Oculogyric crisis is a clinical sign where a patient's eyeballs spasm and move into an extreme fixed position, often looking upwards or to the sides. The patient loses control over the eyes and may develop accompanying symptoms like drooling, a stiff neck, and psychological disturbance, depending on the underlying cause. Medications such as muscle relaxers can be administered to relax the muscles that control eye movement and allow the eyes to come to a more natural resting position.
This condition is an example of a dystonia, where abnormal muscle contractions cause painful spasms and unwanted movements. Patients with certain neurological disorders like Parkinson's disease can develop oculogyric crisis and it can also be seen as an adverse reaction to drugs, including both prescription medications and recreational substances. People subjected to extreme stress may also develop dystonias in some cases and stress is a known trigger for people with a history of oculogyric crisis.

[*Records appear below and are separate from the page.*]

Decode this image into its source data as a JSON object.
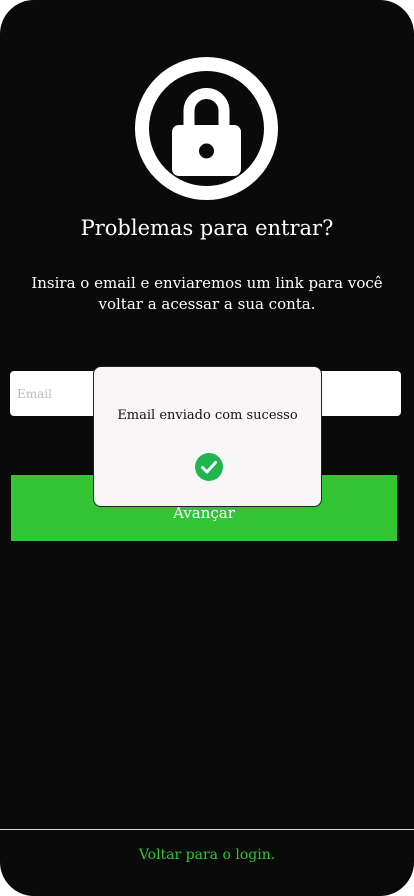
{
  "header": {
    "title": "Problemas para entrar?",
    "subtitle": "Insira o email e enviaremos um link para você voltar a acessar a sua conta."
  },
  "form": {
    "email_placeholder": "Email",
    "email_value": "",
    "submit_label": "Avançar"
  },
  "footer": {
    "back_link_label": "Voltar para o login."
  },
  "toast": {
    "message": "Email enviado com sucesso",
    "icon": "check-circle-icon"
  },
  "colors": {
    "background": "#0a0a0a",
    "accent": "#33c433",
    "toast_background": "#f7f5f5",
    "success": "#1fb551"
  },
  "icons": {
    "lock": "lock-icon"
  }
}
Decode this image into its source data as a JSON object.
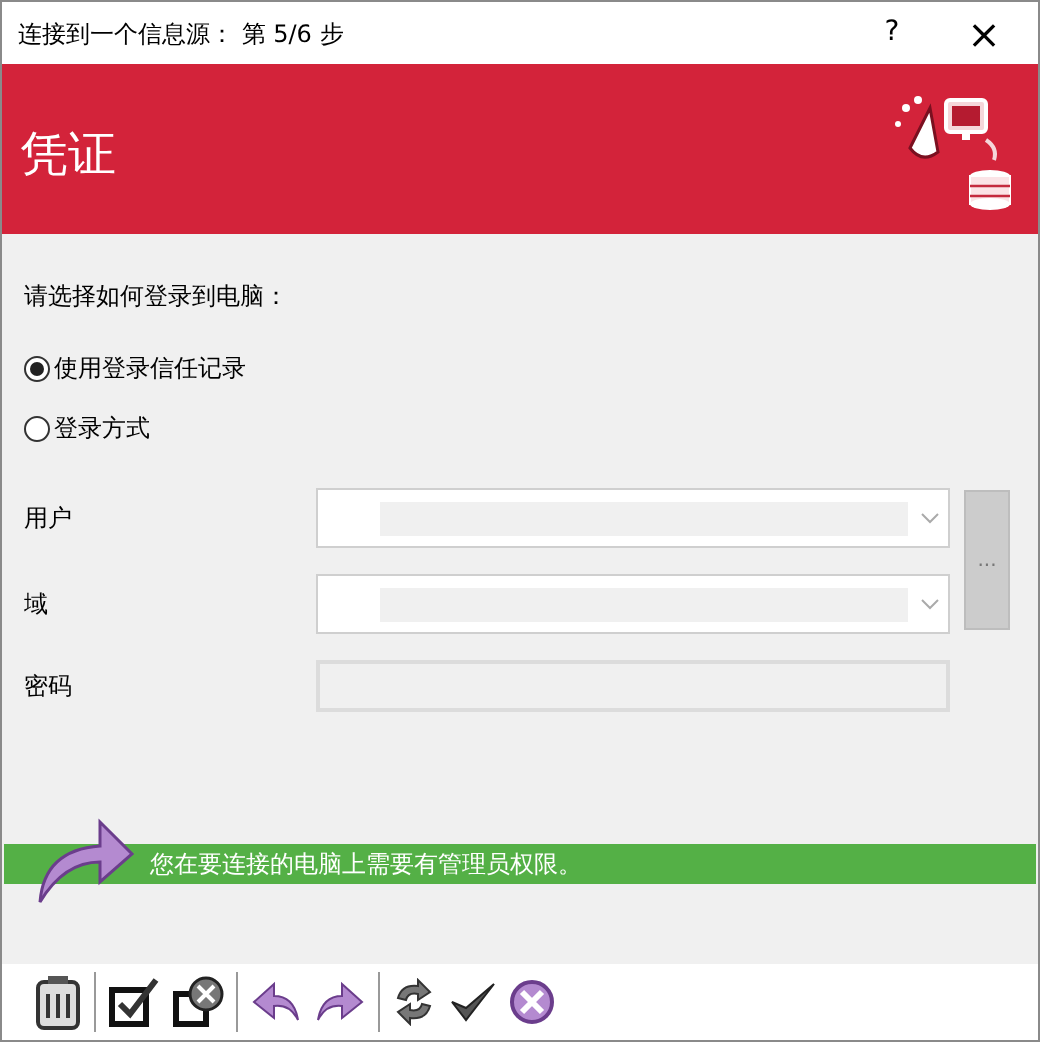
{
  "window": {
    "title": "连接到一个信息源： 第 5/6 步",
    "help": "?",
    "close": "×"
  },
  "header": {
    "title": "凭证"
  },
  "prompt": "请选择如何登录到电脑：",
  "login_options": [
    {
      "label": "使用登录信任记录",
      "selected": true
    },
    {
      "label": "登录方式",
      "selected": false
    }
  ],
  "fields": [
    {
      "label": "用户",
      "kind": "combo"
    },
    {
      "label": "域",
      "kind": "combo"
    },
    {
      "label": "密码",
      "kind": "text"
    }
  ],
  "browse_button": "...",
  "banner": "您在要连接的电脑上需要有管理员权限。"
}
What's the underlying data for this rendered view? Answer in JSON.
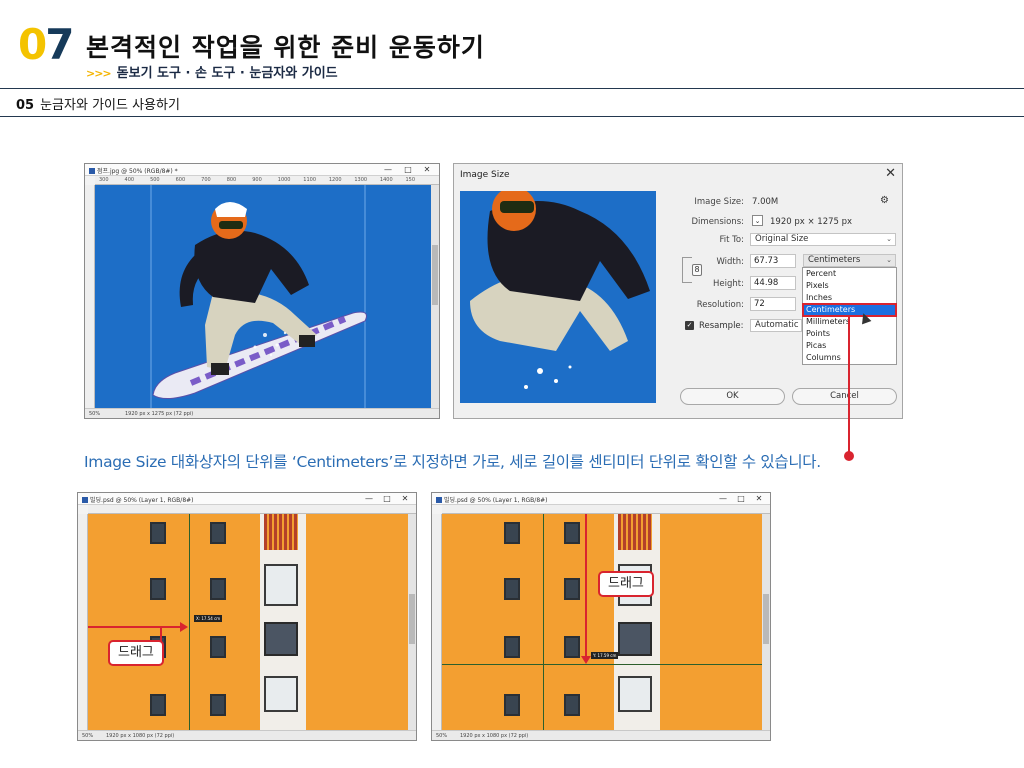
{
  "header": {
    "chapter_num_first": "0",
    "chapter_num_second": "7",
    "chapter_title": "본격적인 작업을 위한 준비 운동하기",
    "sub_arrows": ">>>",
    "sub_title": "돋보기 도구 · 손 도구 · 눈금자와 가이드",
    "section_num": "05",
    "section_title": "눈금자와 가이드 사용하기"
  },
  "colors": {
    "chapter_accent": "#f4c300",
    "chapter_dark": "#163a5a",
    "caption_blue": "#2b6db4",
    "highlight_red": "#d9242f",
    "selection_blue": "#1c6fe0",
    "sky_blue": "#1d6ec7",
    "building_orange": "#f39f31"
  },
  "snow_window": {
    "doc_title": "점프.jpg @ 50% (RGB/8#) *",
    "ruler_ticks": [
      "300",
      "400",
      "500",
      "600",
      "700",
      "800",
      "900",
      "1000",
      "1100",
      "1200",
      "1300",
      "1400",
      "150"
    ],
    "zoom": "50%",
    "dimensions": "1920 px x 1275 px (72 ppi)",
    "min_icon": "—",
    "max_icon": "□",
    "close_icon": "✕"
  },
  "image_size_dialog": {
    "title": "Image Size",
    "close_icon": "✕",
    "image_size_label": "Image Size:",
    "image_size_value": "7.00M",
    "gear_icon": "⚙",
    "dimensions_label": "Dimensions:",
    "dimensions_value": "1920 px  ×  1275 px",
    "fit_to_label": "Fit To:",
    "fit_to_value": "Original Size",
    "width_label": "Width:",
    "width_value": "67.73",
    "height_label": "Height:",
    "height_value": "44.98",
    "resolution_label": "Resolution:",
    "resolution_value": "72",
    "resample_label": "Resample:",
    "resample_value": "Automatic",
    "unit_selected": "Centimeters",
    "unit_options": [
      "Percent",
      "Pixels",
      "Inches",
      "Centimeters",
      "Millimeters",
      "Points",
      "Picas",
      "Columns"
    ],
    "ok_label": "OK",
    "cancel_label": "Cancel"
  },
  "caption": "Image Size 대화상자의 단위를 ‘Centimeters’로 지정하면 가로, 세로 길이를 센티미터 단위로 확인할 수 있습니다.",
  "building_left": {
    "doc_title": "빌딩.psd @ 50% (Layer 1, RGB/8#)",
    "zoom": "50%",
    "dimensions": "1920 px x 1080 px (72 ppi)",
    "callout": "드래그",
    "tooltip": "X: 17.54 cm"
  },
  "building_right": {
    "doc_title": "빌딩.psd @ 50% (Layer 1, RGB/8#)",
    "zoom": "50%",
    "dimensions": "1920 px x 1080 px (72 ppi)",
    "callout": "드래그",
    "tooltip": "Y: 17.59 cm"
  }
}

The movements of the eyes can vary from patient to patient; they may roll apart, turn inwards, or more in other ways as the muscles around the eyeball spasm and undergo tension. An oculogyric crisis can be painful and uncomfortable for the patient. Once it resolves, the patient may exhibit signs of extreme fatigue and usually experiences relief from psychological symptoms like agitation and distress. Emotional distress or another exposure to drugs can cause the spasms to recur, triggering a new episode.
People around a patient may be disturbed or frightened by the fixed position of the eyes and the patient's obvious physical distress. Staying calm around the patient, using a neutral, soothing voice, and making it clear that help is on the way will help reduce the patient's stress and agitation, even if the patient cannot directly respond during the episode. Stress can prolong an episode of oculogyric crisis and may contribute to psychological symptoms like shouting or acting out.
When a patient's eyes appear to be moving abnormally or are fixed in a strained position, a doctor should be consulted if medical care is not already being provided. Dystonias can be a sign of a serious medical problem and prompt treatment may be needed. A doctor can examine the patient, take a history, and prescribe an appropriate treatment to resolve the crisis and make the patient more comfortable. Once the initial problem is addressed, long term treatment can be explored, such as switching a patient's medications to avoid dystonia triggers.